*Exercise objective*
The copy you produce must hold every record exactly, and none of the images.

• • •

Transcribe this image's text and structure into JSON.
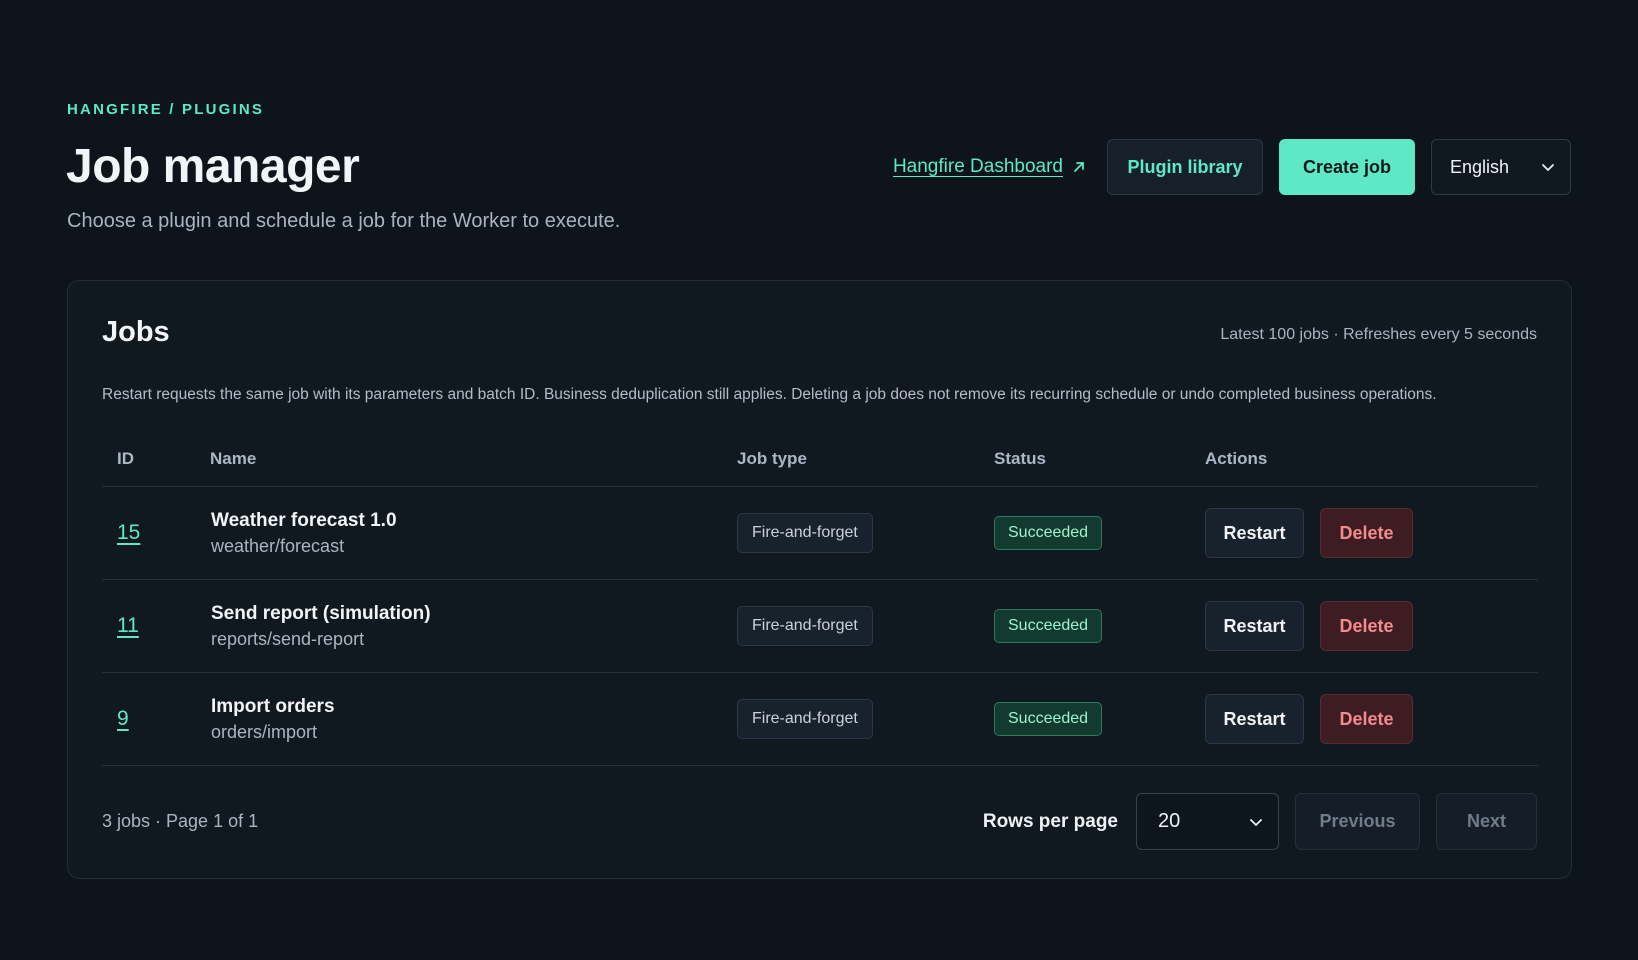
{
  "breadcrumb": "HANGFIRE / PLUGINS",
  "header": {
    "title": "Job manager",
    "subtitle": "Choose a plugin and schedule a job for the Worker to execute.",
    "dashboard_link": "Hangfire Dashboard",
    "plugin_library": "Plugin library",
    "create_job": "Create job",
    "language": "English"
  },
  "jobs_card": {
    "title": "Jobs",
    "meta": "Latest 100 jobs · Refreshes every 5 seconds",
    "note": "Restart requests the same job with its parameters and batch ID. Business deduplication still applies. Deleting a job does not remove its recurring schedule or undo completed business operations.",
    "columns": [
      "ID",
      "Name",
      "Job type",
      "Status",
      "Actions"
    ],
    "rows": [
      {
        "id": "15",
        "name": "Weather forecast 1.0",
        "path": "weather/forecast",
        "type": "Fire-and-forget",
        "status": "Succeeded",
        "restart": "Restart",
        "delete": "Delete"
      },
      {
        "id": "11",
        "name": "Send report (simulation)",
        "path": "reports/send-report",
        "type": "Fire-and-forget",
        "status": "Succeeded",
        "restart": "Restart",
        "delete": "Delete"
      },
      {
        "id": "9",
        "name": "Import orders",
        "path": "orders/import",
        "type": "Fire-and-forget",
        "status": "Succeeded",
        "restart": "Restart",
        "delete": "Delete"
      }
    ],
    "footer": {
      "summary": "3 jobs · Page 1 of 1",
      "rows_per_page_label": "Rows per page",
      "rows_per_page_value": "20",
      "previous": "Previous",
      "next": "Next"
    }
  },
  "colors": {
    "accent": "#5ee8c6",
    "background": "#0d141c",
    "success": "#9ef3cf",
    "danger": "#f38a8e"
  },
  "icons": {
    "dashboard_link": "external-link-icon",
    "language": "chevron-down-icon",
    "rows_per_page": "chevron-down-icon"
  }
}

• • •

*Result of this task*
Transcribe this image's text and structure into JSON.
{
  "breadcrumb": "HANGFIRE / PLUGINS",
  "header": {
    "title": "Job manager",
    "subtitle": "Choose a plugin and schedule a job for the Worker to execute.",
    "dashboard_link": "Hangfire Dashboard",
    "plugin_library": "Plugin library",
    "create_job": "Create job",
    "language": "English"
  },
  "jobs_card": {
    "title": "Jobs",
    "meta": "Latest 100 jobs · Refreshes every 5 seconds",
    "note": "Restart requests the same job with its parameters and batch ID. Business deduplication still applies. Deleting a job does not remove its recurring schedule or undo completed business operations.",
    "columns": [
      "ID",
      "Name",
      "Job type",
      "Status",
      "Actions"
    ],
    "rows": [
      {
        "id": "15",
        "name": "Weather forecast 1.0",
        "path": "weather/forecast",
        "type": "Fire-and-forget",
        "status": "Succeeded",
        "restart": "Restart",
        "delete": "Delete"
      },
      {
        "id": "11",
        "name": "Send report (simulation)",
        "path": "reports/send-report",
        "type": "Fire-and-forget",
        "status": "Succeeded",
        "restart": "Restart",
        "delete": "Delete"
      },
      {
        "id": "9",
        "name": "Import orders",
        "path": "orders/import",
        "type": "Fire-and-forget",
        "status": "Succeeded",
        "restart": "Restart",
        "delete": "Delete"
      }
    ],
    "footer": {
      "summary": "3 jobs · Page 1 of 1",
      "rows_per_page_label": "Rows per page",
      "rows_per_page_value": "20",
      "previous": "Previous",
      "next": "Next"
    }
  },
  "colors": {
    "accent": "#5ee8c6",
    "background": "#0d141c",
    "success": "#9ef3cf",
    "danger": "#f38a8e"
  },
  "icons": {
    "dashboard_link": "external-link-icon",
    "language": "chevron-down-icon",
    "rows_per_page": "chevron-down-icon"
  }
}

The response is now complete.